■ **Task item**:
Without any pictures, retype exactly the lines from the one with "Decode this image" through the final line of the records.

■ **Data provided**:
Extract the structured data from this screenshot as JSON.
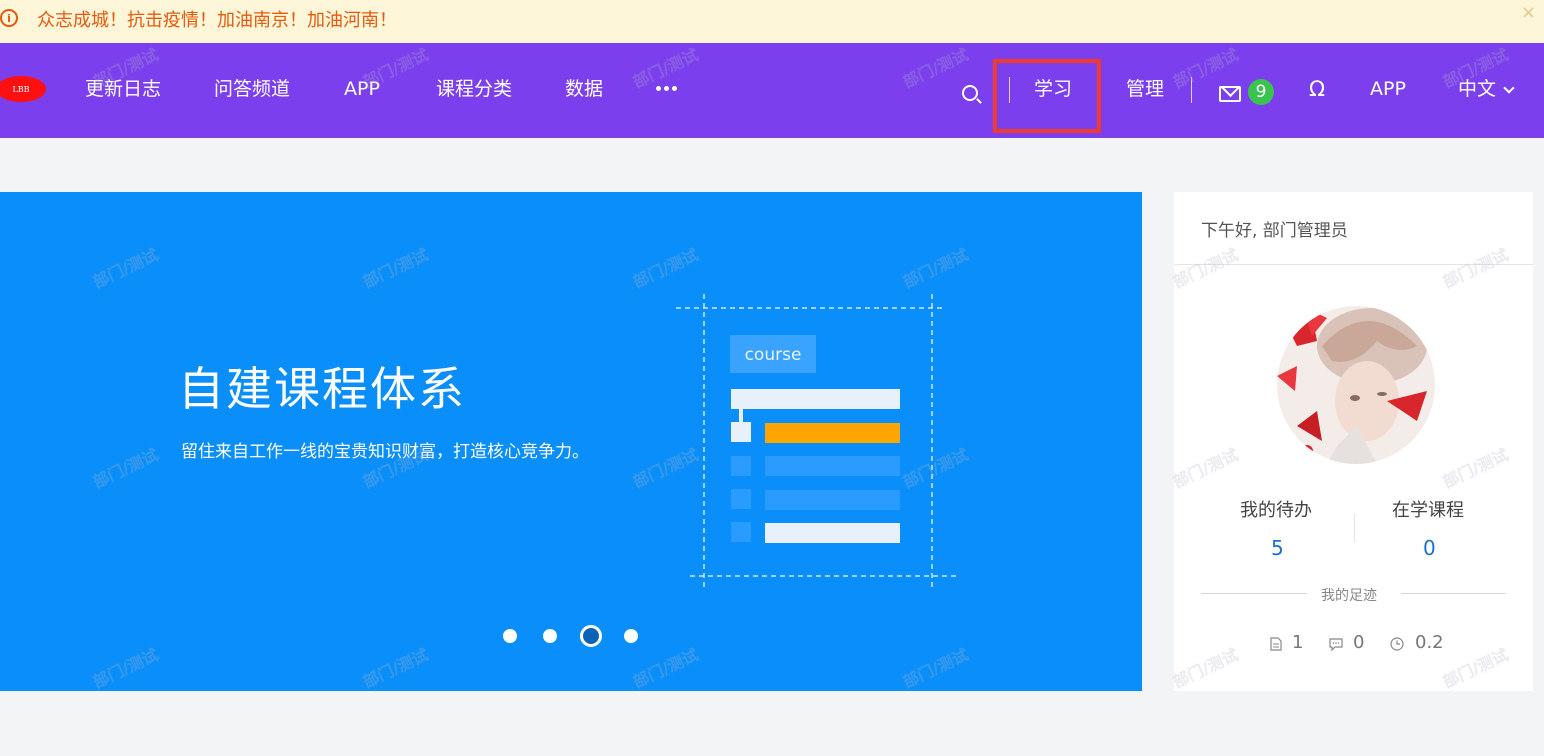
{
  "notice": {
    "text": "众志成城！抗击疫情！加油南京！加油河南！",
    "close_label": "×"
  },
  "nav": {
    "logo": "LBB",
    "items": [
      "更新日志",
      "问答频道",
      "APP",
      "课程分类",
      "数据"
    ],
    "right": {
      "learn": "学习",
      "manage": "管理",
      "mail_count": "9",
      "app": "APP",
      "language": "中文"
    }
  },
  "banner": {
    "title": "自建课程体系",
    "subtitle": "留住来自工作一线的宝贵知识财富，打造核心竞争力。",
    "illustration_tag": "course",
    "slide_count": 4,
    "active_slide": 3
  },
  "card": {
    "greeting": "下午好, 部门管理员",
    "todo_label": "我的待办",
    "todo_value": "5",
    "courses_label": "在学课程",
    "courses_value": "0",
    "footprint_title": "我的足迹",
    "footprints": [
      {
        "icon": "document-icon",
        "value": "1"
      },
      {
        "icon": "comment-icon",
        "value": "0"
      },
      {
        "icon": "clock-icon",
        "value": "0.2"
      }
    ]
  },
  "watermark": "部门/测试",
  "colors": {
    "nav": "#7b3fed",
    "banner": "#0a8ffa",
    "notice_bg": "#fdf6d8",
    "notice_text": "#e8590c",
    "highlight": "#ef3a2f",
    "badge": "#3bc34f",
    "stat_value": "#1a73c8"
  }
}
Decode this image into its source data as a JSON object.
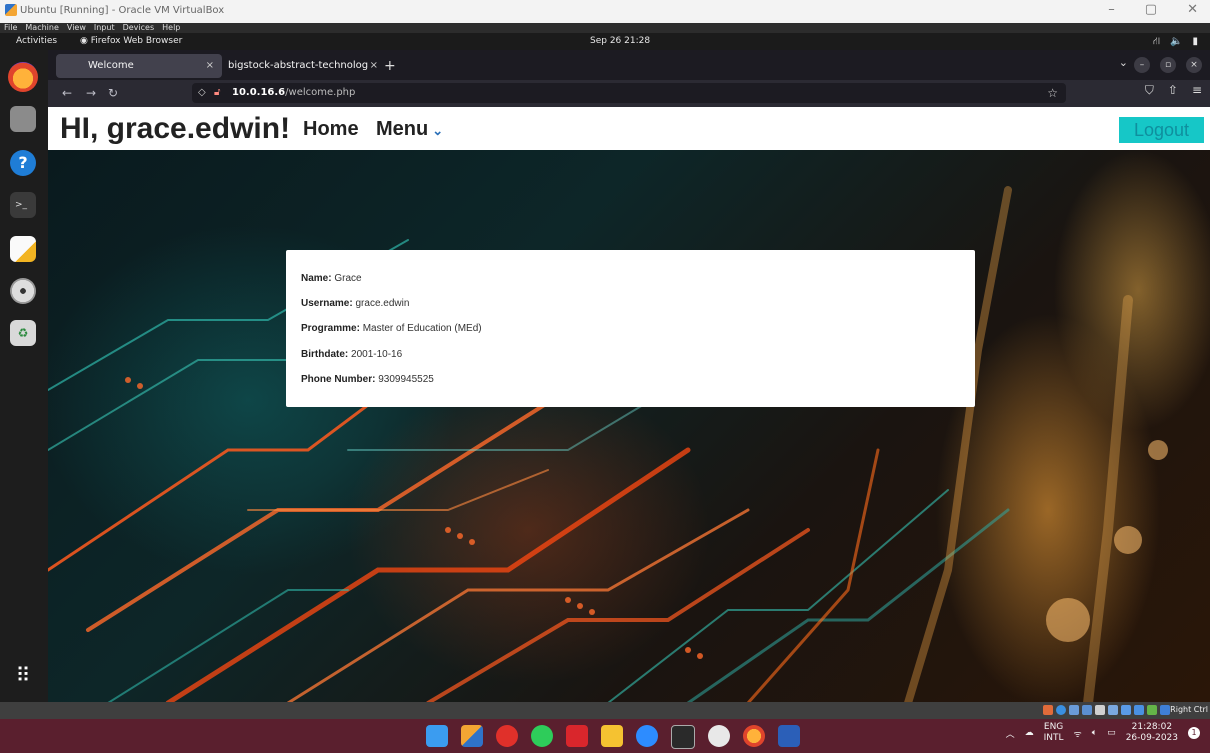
{
  "host_window": {
    "title": "Ubuntu [Running] - Oracle VM VirtualBox",
    "menu": [
      "File",
      "Machine",
      "View",
      "Input",
      "Devices",
      "Help"
    ],
    "controls": {
      "minimize": "–",
      "restore": "▢",
      "close": "✕"
    }
  },
  "gnome": {
    "activities": "Activities",
    "app_name": "Firefox Web Browser",
    "clock": "Sep 26  21:28"
  },
  "browser": {
    "tabs": [
      {
        "label": "Welcome",
        "close": "×"
      },
      {
        "label": "bigstock-abstract-technolog",
        "close": "×"
      }
    ],
    "new_tab": "+",
    "url_host": "10.0.16.6",
    "url_path": "/welcome.php"
  },
  "site": {
    "greeting": "HI, grace.edwin!",
    "nav_home": "Home",
    "nav_menu": "Menu",
    "logout": "Logout"
  },
  "profile": {
    "name_label": "Name:",
    "name_value": "Grace",
    "username_label": "Username:",
    "username_value": "grace.edwin",
    "programme_label": "Programme:",
    "programme_value": "Master of Education (MEd)",
    "birthdate_label": "Birthdate:",
    "birthdate_value": "2001-10-16",
    "phone_label": "Phone Number:",
    "phone_value": "9309945525"
  },
  "vbox_status": {
    "host_key": "Right Ctrl"
  },
  "taskbar": {
    "lang_top": "ENG",
    "lang_bottom": "INTL",
    "time": "21:28:02",
    "date": "26-09-2023"
  },
  "colors": {
    "logout_bg": "#16c7c7",
    "taskbar_bg": "#5a1f2e",
    "firefox_bg": "#1c1b22"
  }
}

■ **Written answer**:
Decode this image into its source data as a JSON object.
{
  "host_window": {
    "title": "Ubuntu [Running] - Oracle VM VirtualBox",
    "menu": [
      "File",
      "Machine",
      "View",
      "Input",
      "Devices",
      "Help"
    ],
    "controls": {
      "minimize": "–",
      "restore": "▢",
      "close": "✕"
    }
  },
  "gnome": {
    "activities": "Activities",
    "app_name": "Firefox Web Browser",
    "clock": "Sep 26  21:28"
  },
  "browser": {
    "tabs": [
      {
        "label": "Welcome",
        "close": "×"
      },
      {
        "label": "bigstock-abstract-technolog",
        "close": "×"
      }
    ],
    "new_tab": "+",
    "url_host": "10.0.16.6",
    "url_path": "/welcome.php"
  },
  "site": {
    "greeting": "HI, grace.edwin!",
    "nav_home": "Home",
    "nav_menu": "Menu",
    "logout": "Logout"
  },
  "profile": {
    "name_label": "Name:",
    "name_value": "Grace",
    "username_label": "Username:",
    "username_value": "grace.edwin",
    "programme_label": "Programme:",
    "programme_value": "Master of Education (MEd)",
    "birthdate_label": "Birthdate:",
    "birthdate_value": "2001-10-16",
    "phone_label": "Phone Number:",
    "phone_value": "9309945525"
  },
  "vbox_status": {
    "host_key": "Right Ctrl"
  },
  "taskbar": {
    "lang_top": "ENG",
    "lang_bottom": "INTL",
    "time": "21:28:02",
    "date": "26-09-2023"
  },
  "colors": {
    "logout_bg": "#16c7c7",
    "taskbar_bg": "#5a1f2e",
    "firefox_bg": "#1c1b22"
  }
}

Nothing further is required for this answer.